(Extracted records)
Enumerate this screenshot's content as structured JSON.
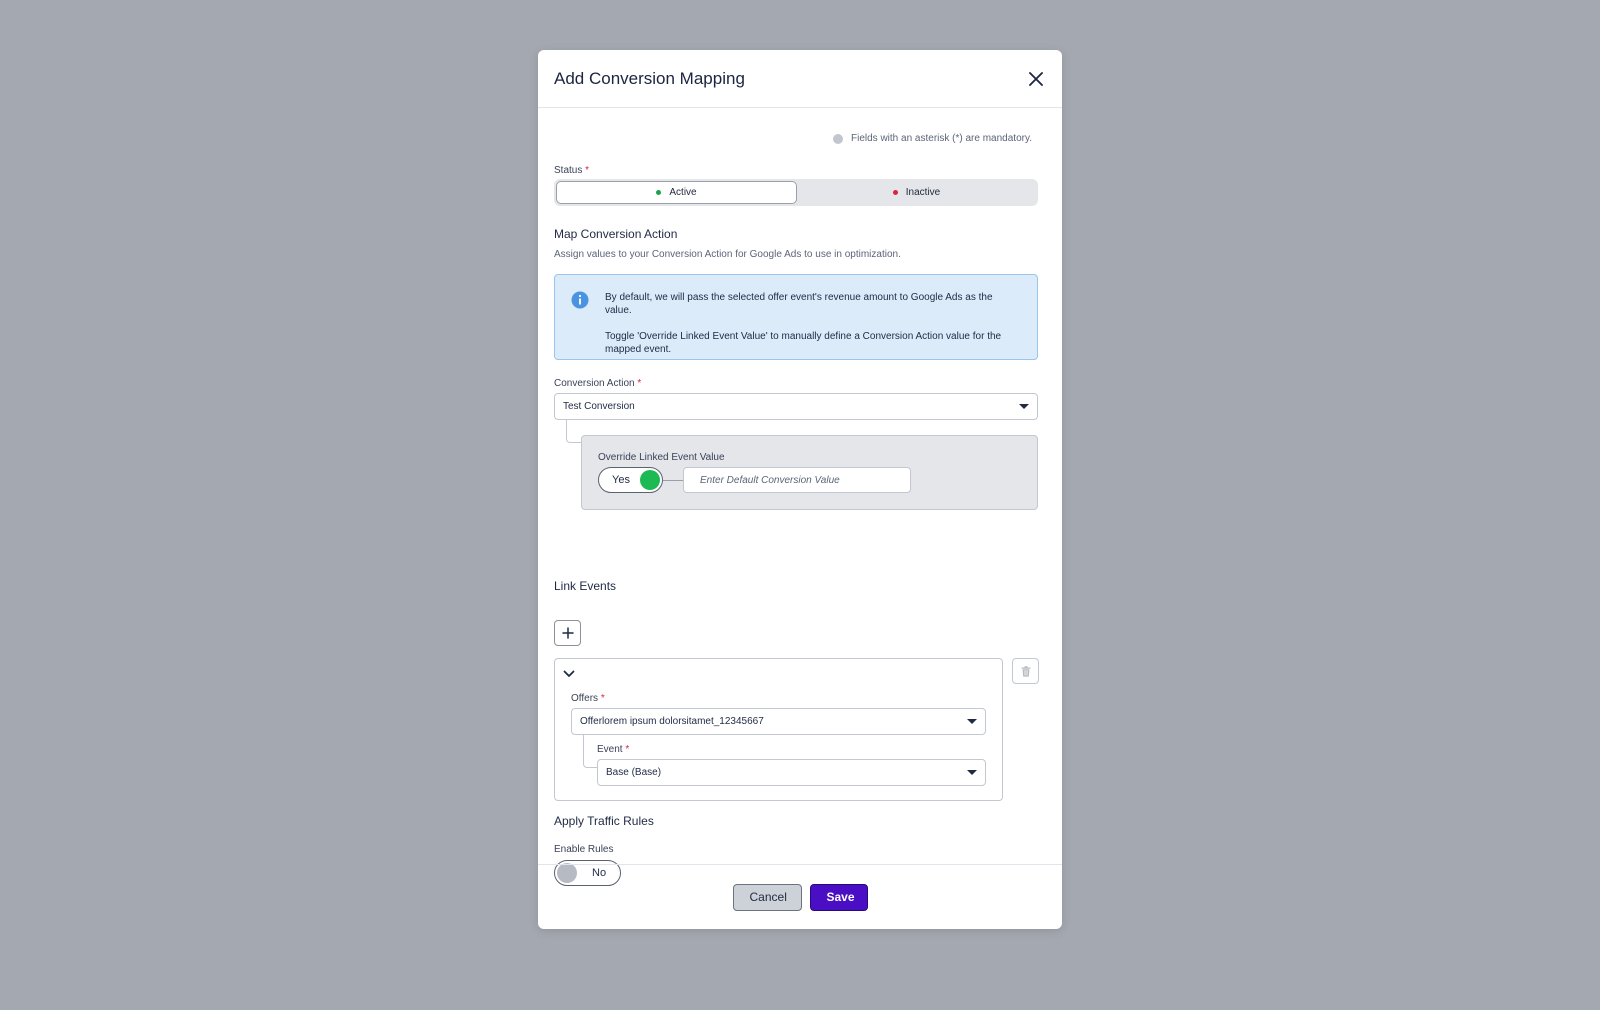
{
  "modal": {
    "title": "Add Conversion Mapping",
    "mandatory_note": "Fields with an asterisk (*) are mandatory."
  },
  "status": {
    "label": "Status",
    "required_mark": "*",
    "options": [
      {
        "label": "Active",
        "color": "#1aa34a",
        "selected": true
      },
      {
        "label": "Inactive",
        "color": "#d9253d",
        "selected": false
      }
    ]
  },
  "map_section": {
    "title": "Map Conversion Action",
    "subtitle": "Assign values to your Conversion Action for Google Ads to use in optimization.",
    "info_line1": "By default, we will pass the selected offer event's revenue amount to Google Ads as the value.",
    "info_line2": "Toggle 'Override Linked Event Value' to manually define a Conversion Action value for the mapped event."
  },
  "conversion_action": {
    "label": "Conversion Action",
    "required_mark": "*",
    "value": "Test Conversion"
  },
  "override": {
    "label": "Override Linked Event Value",
    "toggle_label": "Yes",
    "toggle_on": true,
    "toggle_color": "#1db954",
    "input_placeholder": "Enter Default Conversion Value"
  },
  "link_events": {
    "title": "Link Events",
    "offers_label": "Offers",
    "offers_required_mark": "*",
    "offers_value": "Offerlorem ipsum dolorsitamet_12345667",
    "event_label": "Event",
    "event_required_mark": "*",
    "event_value": "Base (Base)"
  },
  "traffic_rules": {
    "title": "Apply Traffic Rules",
    "enable_label": "Enable Rules",
    "toggle_label": "No",
    "toggle_on": false
  },
  "footer": {
    "cancel_label": "Cancel",
    "save_label": "Save",
    "save_color": "#4a0fc4"
  }
}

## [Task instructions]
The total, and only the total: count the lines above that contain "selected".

## [Output for this exercise]
3